The Panasonic TX-L55WT65B will certainly look the part in pretty much any living-room set up thanks to its barely-there bezel and super slim design. There’s a glowing transparent strip that runs along the bottom of the set too, which is a nice touch.
What we weren’t so keen on was the transparent plastic stand. Panasonic says it’s to make the screen look like it’s ‘floating’, but we’d much prefer the square metal, more premium-looking stand we saw on the VT65.
As previously mentioned, there is a pop-up camera in the WT65 (as we also saw in the VT65) that allows you to use Skype through your TV as well as the facial-recognition features in My Home Screen. It’s not the most sturdy add-on, though, and doesn’t have the same quality feel as the retractable camera on Samsung’s high-end sets.

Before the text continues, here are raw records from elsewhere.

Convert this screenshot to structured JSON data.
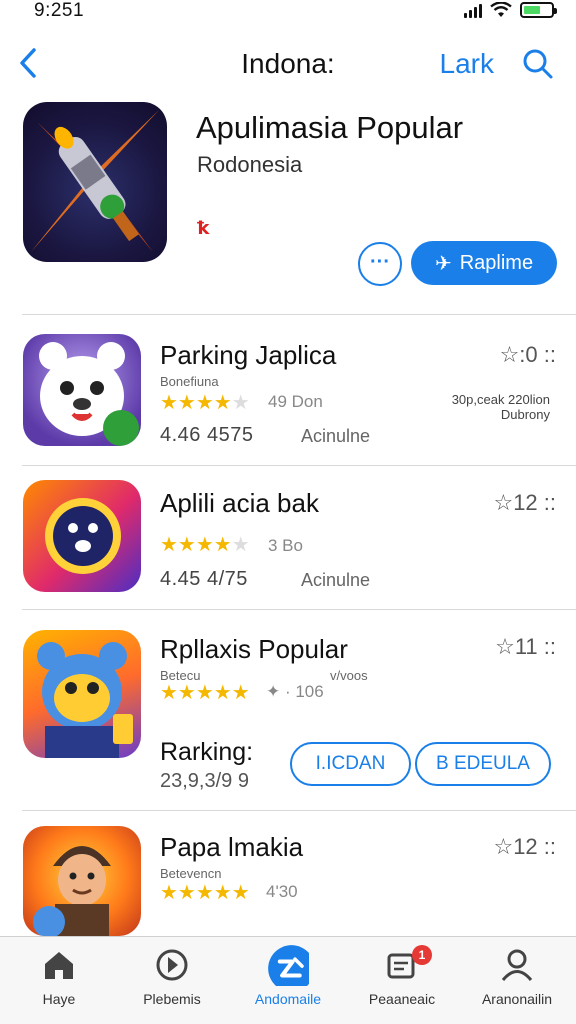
{
  "status_bar": {
    "time": "9:251"
  },
  "nav": {
    "title": "Indona:",
    "link": "Lark"
  },
  "hero": {
    "title": "Apulimasia Popular",
    "subtitle": "Rodonesia",
    "mark": "ꝁ",
    "more_label": "···",
    "primary_label": "Raplime"
  },
  "apps": [
    {
      "name": "Parking Japlica",
      "developer": "Bonefiuna",
      "rating_fraction": 0.7,
      "rating_count": "49 Don",
      "meta": "4.46 4575",
      "category": "Acinulne",
      "rank": "☆:0 ::",
      "extra_line1": "30p,ceak 220lion",
      "extra_line2": "Dubrony"
    },
    {
      "name": "Aplili acia bak",
      "developer": "",
      "rating_fraction": 0.7,
      "rating_count": "3 Bo",
      "meta": "4.45 4/75",
      "category": "Acinulne",
      "rank": "☆12 ::"
    },
    {
      "name": "Rpllaxis Popular",
      "developer": "Betecu",
      "developer_right": "v/voos",
      "rating_fraction": 0.8,
      "rating_count": "✦ · 106",
      "rank": "☆11 ::",
      "ranking_label": "Rarking:",
      "ranking_value": "23,9,3/9 9",
      "btn_a": "I.ICDAN",
      "btn_b": "B EDEULA"
    },
    {
      "name": "Papa lmakia",
      "developer": "Betevencn",
      "rating_fraction": 0.8,
      "rating_count": "4'30",
      "rank": "☆12 ::"
    }
  ],
  "tabs": [
    {
      "label": "Haye",
      "icon": "home-icon",
      "active": false
    },
    {
      "label": "Plebemis",
      "icon": "compass-icon",
      "active": false
    },
    {
      "label": "Andomaile",
      "icon": "apps-icon",
      "active": true
    },
    {
      "label": "Peaaneaic",
      "icon": "notifications-icon",
      "active": false,
      "badge": "1"
    },
    {
      "label": "Aranonailin",
      "icon": "profile-icon",
      "active": false
    }
  ],
  "colors": {
    "accent": "#1a7fe8",
    "star": "#f5b800",
    "badge": "#e53935"
  }
}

The TX-L55WT65B has Freeview HD and Freesat tuners, giving you the choice of channels on both if you have all the necessary equipment. You can also watch a channel while another is recording, similar to Sky’s set-top box.

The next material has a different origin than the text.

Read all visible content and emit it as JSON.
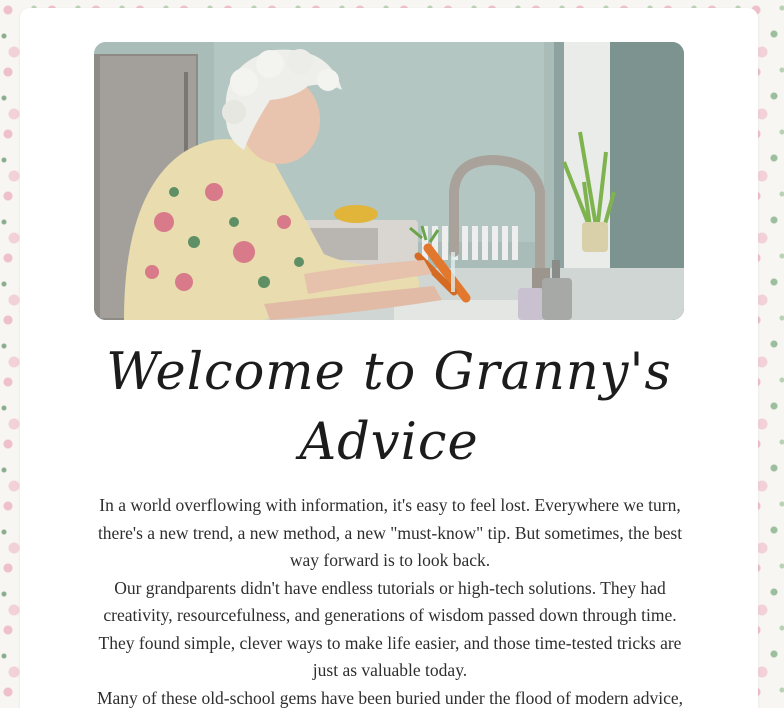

Round the back, Panasonic includes just three HDMI inputs; three USB ports; an SD card slot; digital audio out; component, composite and RGB scart inputs; and a headphone jack.
There’s also an ethernet port for a wired internet connection, or you can opt to go wireless thanks to the WT65’s built-in wi-fi. The setup process for the latter was simple, picking up our network quickly and connecting to it without issue.Panasonic TX-L55WT65B: sound
Manufacturers have been paying special attention to sound in their flatscreen TVs recently, and while they’ll never be able to come close to the sound of a multi-channel surround system or even a soundbar, it’s nice to hear the quality improvements that are being made to make it more listenable.
While the stunningly slim bezel to this WT65 does not, unfortunately, offer the slim front-facing speakers of the Panasonic TX-P55VT65B, it does still pack two downward-firing speakers and the same 7.5cm woofer, albeit with a slightly lower 18W output.
The thinness of sound that is often associated with skinny TVs is gone and there’s definitely more weight and refinement to the overall presentation, with dialogue in particular benefitting on this Panasonic.
That said, sound effects like explosions certainly lack the punch you’ll get with a separate speaker package, and you’ll lose out on the more subtle dynamics as well.
If you’re serious about your home cinema – and at this price, who isn’t? – a speaker package is a must to really get the most out of this set.Panasonic TX-L55WT65B: verdict
Overall, the Panasonic TX-L55WT65B is a well-rounded TV that offers a good picture, impressive sound quality and an intuitive, easy-to-use smart interface, all wrapped up in a slim and attractive design.
We did find it took rather a lot of work to get the picture to show colours as naturally as possible, however, and had to add extra processing to get the black performance to an acceptable level, losing a touch of detail as a result.
We’d have taken that as a trade off, but despite all the tweaking, the picture on this 55in WT65 TV still falls behind the competitors at the top of their game here. This is particularly obvious in scenes that contain both very dark and very light elements, which is when the Panasonic is at its weakest.
As such, we have to dock the Panasonic TX-L55WT65B a star from the full house. It will take patience to get the most out of the WT65, and though it ultimately pays off in the overall picture you’ll get – and its top-drawer 3D performance – there is still better out there at this price.
MORE: Panasonic 2013 TV lineup